Wow.  I really am not alone. Apparently, there’s  a whole compass for us.

shame interruption. 

Restorative practices pick up from there. It addresses our deep longing for re-connection. How do we restore the good feeling? The sense of belonging? How do we talk about the affect a conflict has had on an individual or even a whole community? How can we seek to make things right?  The purpose of these practices is to take the confessional box and place it firmly in the community, allowing our shame out into the light so we can make things right with ourselves and the people we affect and/or are affected by. In some cases, there may be traditional “discipline” action for laws broken, etc. but this is deeper. All through real communication.

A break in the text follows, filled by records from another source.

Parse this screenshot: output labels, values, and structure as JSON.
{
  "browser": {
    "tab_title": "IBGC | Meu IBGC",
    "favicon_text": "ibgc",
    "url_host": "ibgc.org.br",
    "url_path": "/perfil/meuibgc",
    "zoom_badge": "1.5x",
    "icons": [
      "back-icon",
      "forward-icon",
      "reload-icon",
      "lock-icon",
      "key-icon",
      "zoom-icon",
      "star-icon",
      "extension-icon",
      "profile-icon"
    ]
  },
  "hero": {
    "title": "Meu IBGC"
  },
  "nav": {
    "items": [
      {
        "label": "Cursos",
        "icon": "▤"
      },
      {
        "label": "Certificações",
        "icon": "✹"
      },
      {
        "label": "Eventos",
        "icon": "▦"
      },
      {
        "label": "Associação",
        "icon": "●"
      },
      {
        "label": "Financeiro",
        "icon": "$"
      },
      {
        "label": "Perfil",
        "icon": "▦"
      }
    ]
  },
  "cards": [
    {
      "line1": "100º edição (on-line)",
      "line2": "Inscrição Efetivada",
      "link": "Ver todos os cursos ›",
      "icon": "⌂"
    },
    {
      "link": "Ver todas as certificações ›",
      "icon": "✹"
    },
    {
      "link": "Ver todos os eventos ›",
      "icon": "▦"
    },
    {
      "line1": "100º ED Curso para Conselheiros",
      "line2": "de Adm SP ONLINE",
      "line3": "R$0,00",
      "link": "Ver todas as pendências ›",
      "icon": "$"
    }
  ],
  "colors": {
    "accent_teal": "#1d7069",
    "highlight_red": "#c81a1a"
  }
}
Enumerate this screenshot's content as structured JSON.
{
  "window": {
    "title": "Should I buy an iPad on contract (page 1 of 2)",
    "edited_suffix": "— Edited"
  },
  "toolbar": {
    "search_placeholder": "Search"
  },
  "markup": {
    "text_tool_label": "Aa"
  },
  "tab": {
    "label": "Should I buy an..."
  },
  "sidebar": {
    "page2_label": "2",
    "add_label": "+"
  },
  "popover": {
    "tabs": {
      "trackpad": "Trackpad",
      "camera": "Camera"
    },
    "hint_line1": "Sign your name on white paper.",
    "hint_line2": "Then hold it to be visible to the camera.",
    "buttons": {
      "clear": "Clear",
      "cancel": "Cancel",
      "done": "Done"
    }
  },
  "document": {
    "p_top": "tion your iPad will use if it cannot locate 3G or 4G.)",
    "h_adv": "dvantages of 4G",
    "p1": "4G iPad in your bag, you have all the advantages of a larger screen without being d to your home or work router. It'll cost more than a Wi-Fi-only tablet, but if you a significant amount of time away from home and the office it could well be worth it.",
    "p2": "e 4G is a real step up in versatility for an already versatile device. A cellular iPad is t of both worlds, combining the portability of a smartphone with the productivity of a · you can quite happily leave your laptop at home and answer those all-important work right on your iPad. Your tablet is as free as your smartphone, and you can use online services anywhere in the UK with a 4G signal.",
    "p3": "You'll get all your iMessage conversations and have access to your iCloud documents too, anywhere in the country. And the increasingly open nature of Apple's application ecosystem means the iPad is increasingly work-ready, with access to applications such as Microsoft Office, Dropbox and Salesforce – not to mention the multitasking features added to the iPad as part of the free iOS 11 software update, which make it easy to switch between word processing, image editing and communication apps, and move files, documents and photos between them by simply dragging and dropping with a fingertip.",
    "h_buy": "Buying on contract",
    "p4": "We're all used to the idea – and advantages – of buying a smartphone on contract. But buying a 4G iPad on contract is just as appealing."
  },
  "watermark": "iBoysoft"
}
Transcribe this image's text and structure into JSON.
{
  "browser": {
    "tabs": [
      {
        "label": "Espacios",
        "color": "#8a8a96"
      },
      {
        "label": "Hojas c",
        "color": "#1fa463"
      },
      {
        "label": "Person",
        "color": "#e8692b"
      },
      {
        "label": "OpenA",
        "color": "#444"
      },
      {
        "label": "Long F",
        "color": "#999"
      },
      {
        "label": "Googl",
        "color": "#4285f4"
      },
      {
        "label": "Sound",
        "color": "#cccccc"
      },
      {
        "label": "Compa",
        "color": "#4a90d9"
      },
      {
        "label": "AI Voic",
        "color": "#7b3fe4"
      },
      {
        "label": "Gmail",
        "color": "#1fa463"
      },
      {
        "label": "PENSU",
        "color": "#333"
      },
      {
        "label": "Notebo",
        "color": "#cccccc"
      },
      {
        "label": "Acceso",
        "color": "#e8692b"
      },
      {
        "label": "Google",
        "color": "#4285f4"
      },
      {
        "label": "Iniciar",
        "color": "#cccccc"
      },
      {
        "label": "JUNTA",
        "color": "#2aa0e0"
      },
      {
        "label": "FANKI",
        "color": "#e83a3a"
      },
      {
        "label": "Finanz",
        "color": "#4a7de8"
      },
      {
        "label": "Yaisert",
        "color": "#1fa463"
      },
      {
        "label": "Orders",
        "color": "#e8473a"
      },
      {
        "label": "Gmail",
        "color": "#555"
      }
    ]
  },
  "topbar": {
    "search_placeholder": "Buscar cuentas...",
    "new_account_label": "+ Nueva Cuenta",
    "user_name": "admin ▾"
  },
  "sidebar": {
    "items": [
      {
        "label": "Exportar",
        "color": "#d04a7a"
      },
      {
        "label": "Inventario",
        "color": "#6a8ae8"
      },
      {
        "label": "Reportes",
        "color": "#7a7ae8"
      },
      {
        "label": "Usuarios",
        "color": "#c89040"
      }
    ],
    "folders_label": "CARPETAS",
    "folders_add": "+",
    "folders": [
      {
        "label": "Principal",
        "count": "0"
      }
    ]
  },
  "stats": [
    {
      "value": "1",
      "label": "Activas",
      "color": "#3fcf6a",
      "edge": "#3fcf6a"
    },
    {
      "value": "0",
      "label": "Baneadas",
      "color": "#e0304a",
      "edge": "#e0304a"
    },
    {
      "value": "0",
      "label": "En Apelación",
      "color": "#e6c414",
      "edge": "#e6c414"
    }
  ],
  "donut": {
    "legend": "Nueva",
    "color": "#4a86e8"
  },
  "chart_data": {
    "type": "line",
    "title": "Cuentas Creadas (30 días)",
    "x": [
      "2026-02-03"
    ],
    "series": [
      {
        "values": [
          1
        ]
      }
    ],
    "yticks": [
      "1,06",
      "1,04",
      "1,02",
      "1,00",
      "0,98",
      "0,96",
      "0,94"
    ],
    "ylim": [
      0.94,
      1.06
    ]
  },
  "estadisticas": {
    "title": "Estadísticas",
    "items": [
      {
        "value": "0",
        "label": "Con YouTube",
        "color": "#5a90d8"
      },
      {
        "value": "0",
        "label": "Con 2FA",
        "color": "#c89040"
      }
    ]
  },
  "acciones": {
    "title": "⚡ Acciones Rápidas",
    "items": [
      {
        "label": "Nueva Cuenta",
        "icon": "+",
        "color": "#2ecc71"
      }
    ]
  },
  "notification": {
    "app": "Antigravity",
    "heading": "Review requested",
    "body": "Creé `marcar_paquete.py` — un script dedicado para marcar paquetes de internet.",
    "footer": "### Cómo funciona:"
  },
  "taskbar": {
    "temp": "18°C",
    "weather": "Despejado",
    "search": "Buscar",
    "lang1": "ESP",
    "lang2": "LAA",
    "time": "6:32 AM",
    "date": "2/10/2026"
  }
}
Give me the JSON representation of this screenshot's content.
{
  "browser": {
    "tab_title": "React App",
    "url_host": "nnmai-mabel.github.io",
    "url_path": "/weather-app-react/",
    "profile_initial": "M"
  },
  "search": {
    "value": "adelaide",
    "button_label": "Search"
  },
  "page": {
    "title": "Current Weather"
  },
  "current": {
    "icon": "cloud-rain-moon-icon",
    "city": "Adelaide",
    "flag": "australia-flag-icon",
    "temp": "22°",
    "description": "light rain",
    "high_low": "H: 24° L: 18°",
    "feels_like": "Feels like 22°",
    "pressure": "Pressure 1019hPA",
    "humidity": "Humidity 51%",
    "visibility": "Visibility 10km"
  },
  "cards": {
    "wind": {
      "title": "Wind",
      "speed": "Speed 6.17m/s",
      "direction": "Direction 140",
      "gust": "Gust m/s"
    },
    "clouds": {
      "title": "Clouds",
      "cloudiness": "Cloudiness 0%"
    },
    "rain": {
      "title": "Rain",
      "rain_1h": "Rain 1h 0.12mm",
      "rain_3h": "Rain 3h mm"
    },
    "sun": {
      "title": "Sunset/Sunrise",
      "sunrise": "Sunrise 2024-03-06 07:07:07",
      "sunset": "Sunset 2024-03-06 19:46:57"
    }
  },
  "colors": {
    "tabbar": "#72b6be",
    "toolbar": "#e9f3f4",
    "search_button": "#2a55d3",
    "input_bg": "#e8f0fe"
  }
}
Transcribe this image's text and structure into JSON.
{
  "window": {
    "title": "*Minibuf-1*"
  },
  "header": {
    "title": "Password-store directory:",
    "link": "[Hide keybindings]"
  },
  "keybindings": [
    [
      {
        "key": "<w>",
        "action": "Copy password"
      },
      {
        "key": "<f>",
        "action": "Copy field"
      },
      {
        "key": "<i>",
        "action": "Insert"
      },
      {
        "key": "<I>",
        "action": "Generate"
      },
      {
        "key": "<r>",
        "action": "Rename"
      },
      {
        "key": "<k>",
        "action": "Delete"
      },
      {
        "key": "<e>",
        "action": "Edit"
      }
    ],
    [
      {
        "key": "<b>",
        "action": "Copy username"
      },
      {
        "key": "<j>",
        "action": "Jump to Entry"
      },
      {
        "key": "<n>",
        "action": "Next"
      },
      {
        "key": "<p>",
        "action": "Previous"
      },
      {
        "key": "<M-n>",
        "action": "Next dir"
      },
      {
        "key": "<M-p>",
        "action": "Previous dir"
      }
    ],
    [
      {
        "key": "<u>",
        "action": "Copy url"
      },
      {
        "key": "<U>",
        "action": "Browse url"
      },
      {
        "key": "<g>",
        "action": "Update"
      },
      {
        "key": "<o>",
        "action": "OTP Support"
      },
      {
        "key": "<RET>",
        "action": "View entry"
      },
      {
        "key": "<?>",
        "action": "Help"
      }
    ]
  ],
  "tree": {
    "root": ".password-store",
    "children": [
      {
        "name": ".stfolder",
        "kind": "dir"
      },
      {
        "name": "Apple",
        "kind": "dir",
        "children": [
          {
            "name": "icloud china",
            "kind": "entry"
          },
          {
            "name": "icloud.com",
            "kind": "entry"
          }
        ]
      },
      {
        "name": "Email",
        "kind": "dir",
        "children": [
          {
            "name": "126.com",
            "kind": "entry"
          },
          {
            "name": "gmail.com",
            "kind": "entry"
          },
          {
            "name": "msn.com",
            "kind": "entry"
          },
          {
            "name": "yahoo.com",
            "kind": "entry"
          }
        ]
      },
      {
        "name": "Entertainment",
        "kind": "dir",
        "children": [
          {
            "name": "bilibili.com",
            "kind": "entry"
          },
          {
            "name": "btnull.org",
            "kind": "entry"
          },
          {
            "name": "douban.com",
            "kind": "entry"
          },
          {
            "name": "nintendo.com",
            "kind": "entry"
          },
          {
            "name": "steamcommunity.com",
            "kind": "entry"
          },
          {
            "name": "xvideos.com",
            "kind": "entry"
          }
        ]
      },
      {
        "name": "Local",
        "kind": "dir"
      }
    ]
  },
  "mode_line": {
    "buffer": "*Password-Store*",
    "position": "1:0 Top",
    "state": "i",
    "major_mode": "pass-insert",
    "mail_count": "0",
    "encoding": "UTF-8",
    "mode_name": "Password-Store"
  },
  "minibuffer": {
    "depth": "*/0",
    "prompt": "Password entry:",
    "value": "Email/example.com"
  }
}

We practiced the simple questions to formal conferencing, and each time I felt more convinced that I was not just closer to “walking with” students and staff, but also walking with family. Walking with myself.

Maybe compassion and forgiveness are just shame interruption. Through compassion, empathy and forgiveness we can re-open the valve and restore that connection. I am with you. And mercy – kind and compassionate treatment in a case where severity is merited or expected – can stop others, and ourselves, from spinning further out into space, furthering the attack, hurting or distracting ourselves even more than we already do.  We, no I, just needed the language.

some questions for consideration.
To help those affected:
  • What did you think when you realized what had happened?
  • What impact has this incident had on you and others?
  • What has been the hardest thing for you?
  • What do you think needs to happen to make things right?
When challenging behavior:

  • What happened?
  • What were you thinking of at the time?
  • What have you thought about since?
  • Who has been affected by what you have done? In what ways have they been affected?
  • What do you think you need to do to make things right?

One thought on “confession.

Leave a Reply

Your email address will not be published. Required fields are marked *